I take the Law Without Law criterion to mean that arbitrary assumptions are banned. Hence, Law Without Law is equivalent to a self-contradicting notion of nihilism: the criterion itself is an arbitrary assumption that disallows the making of arbitrary assumptions. Such a criterion should disallow itself from being stated. Admittedly, there is some leeway here because Langan is being so vague. Law Without Law could also be a reference to the Buddhist notion of “nothingness” but nothing in Langan’s writing suggests that. It’s not up to me to patch every vagueness that can be found in Langan’s writing as he could have wrote clearly in the first place.
Even if Law Without Law is not taken as a paradox in and of itself it seems to contradict certain other principles of the CTMU. One of these principles is called Mind Equals Reality. The principle, presented on page 15, states that the CTMU is “comprehensive”, that is, the language of the CTMU can refer to anything that is real. This appears equivalent to Berkeley’s Master Argument but when I confronted Langan about this he told Russell’s criticism of the Master Argument is logically flawed because it is “dualistic” instead of “dual”. I don't know what he meant with that.
What is confusing about the Mind Equals Reality principle is that it seems to be intended to patch up an essentialist metaphysical theory that does not feature Dynamic Quality, unbound telesis or an equivalent concept. Why should the CTMU have both unbound telesis and Mind Equals Reality? Are they intended to be different ways of saying the same thing?
Another similarly confusing principle in the CTMU is called the Metaphysical Autology Principle. On page 15 Langan tells it somehow “tautologically renders this syntax closed or self-contained in the definitive, descriptive and interpretational senses”. In usual essentialist theories this principle would seem like an attempt to argue against the existence of Dynamic Quality or unbound telesis. But the CTMU has the concept of unbound telesis. Perhaps these oddities are an attempt to define the CTMU somehow tautologically, so that it has multiple starting points. The “axioms” of the CTMU, including Metaphysical Autology Principle and Mind Equals Reality, necessitate the formation of the concept of unbound telesis, but having the concept of unbound telesis results in those axioms being true. Maybe that could work. But a lot of people are convinced that Langan is simply being a crank, dishing out nonsensical babble, and though I can definitely rule out that possibility, doing so seems to require quite a lot of effort.
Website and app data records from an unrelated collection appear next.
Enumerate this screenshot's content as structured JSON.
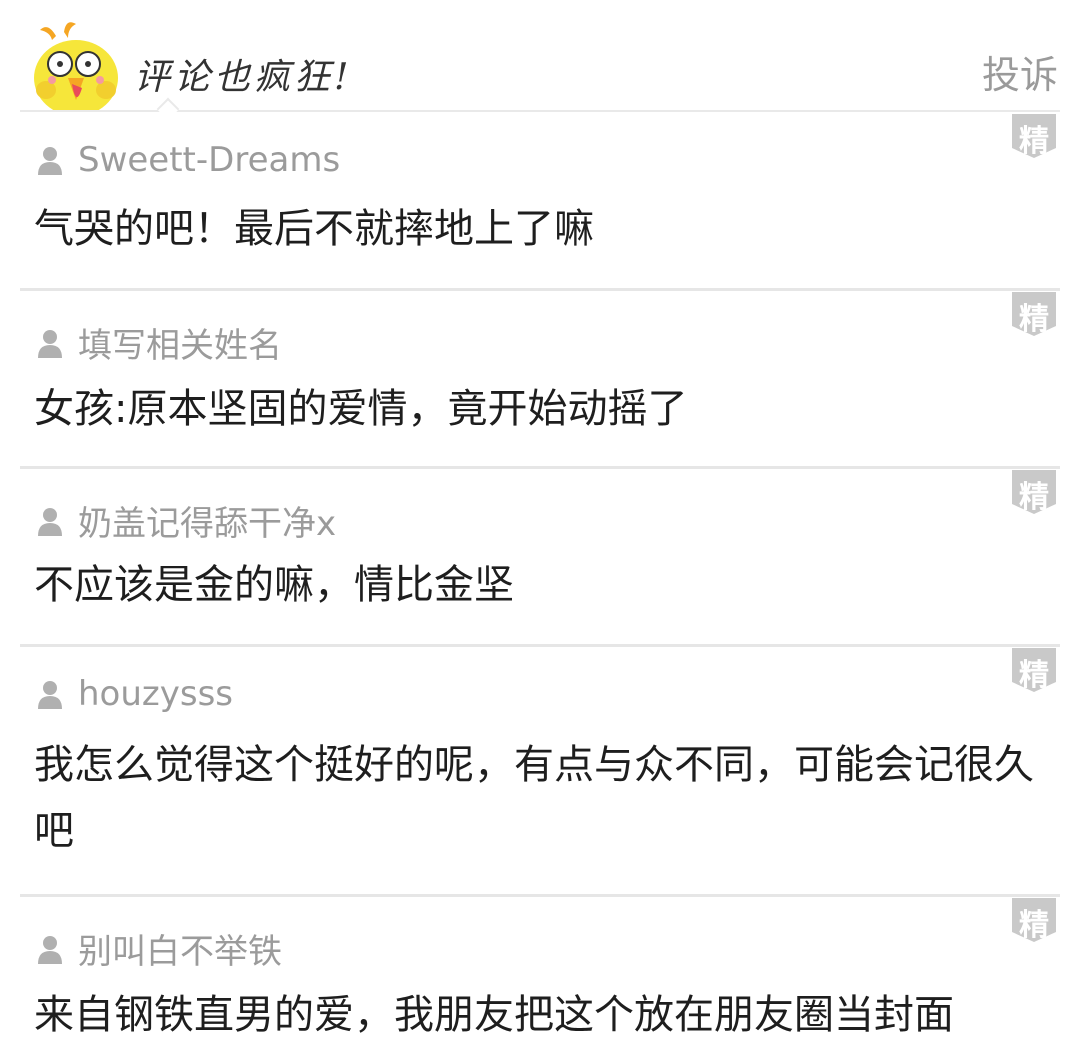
{
  "header": {
    "title": "评论也疯狂!",
    "report_label": "投诉"
  },
  "comments": [
    {
      "user": "Sweett-Dreams",
      "text": "气哭的吧！最后不就摔地上了嘛",
      "badge": "精"
    },
    {
      "user": "填写相关姓名",
      "text": "女孩:原本坚固的爱情，竟开始动摇了",
      "badge": "精"
    },
    {
      "user": "奶盖记得舔干净x",
      "text": "不应该是金的嘛，情比金坚",
      "badge": "精"
    },
    {
      "user": "houzysss",
      "text": "我怎么觉得这个挺好的呢，有点与众不同，可能会记很久吧",
      "badge": "精"
    },
    {
      "user": "别叫白不举铁",
      "text": "来自钢铁直男的爱，我朋友把这个放在朋友圈当封面",
      "badge": "精"
    }
  ],
  "colors": {
    "badge_bg": "#c9c9c9",
    "username": "#9b9b9b",
    "mascot_yellow": "#f6e63a",
    "mascot_orange": "#f5a623"
  },
  "icons": {
    "mascot": "mascot-chick-icon",
    "user": "user-icon",
    "badge": "featured-badge-icon"
  }
}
Eight-Circuit Model of Consciousness
Robert Anton Wilson presents in Prometheus Rising (1983) an Eight-circuit model of consciousness which appears to double the scope of the AMOQ quadrants or turn the AMOQ Cartesian plane into a 3-space. No metaphysical background assumptions or analytic methods are included but the Eight-Circuit Model suggests a direction for future development of the AMOQ. Note that Leary and Wilson present differing views on which circuit is the sixth and which one is the seventh. This could perhaps be explained by the bidirectionality of emergence in AMOQ. In this case we might assume that the first four circuits correlate with the first four quadrants but that the last four circuits are structurally similar to the first four with regards to emergence. Another structural parallelism seems to be that the circuits with a higher number are less obvious, less essential for survival or their survival function is less obvious, and more valuable as rare collectibles although they are processes instead of objects, like collectibles might usually thought to be. Instead of ownership, participation is essential for processes.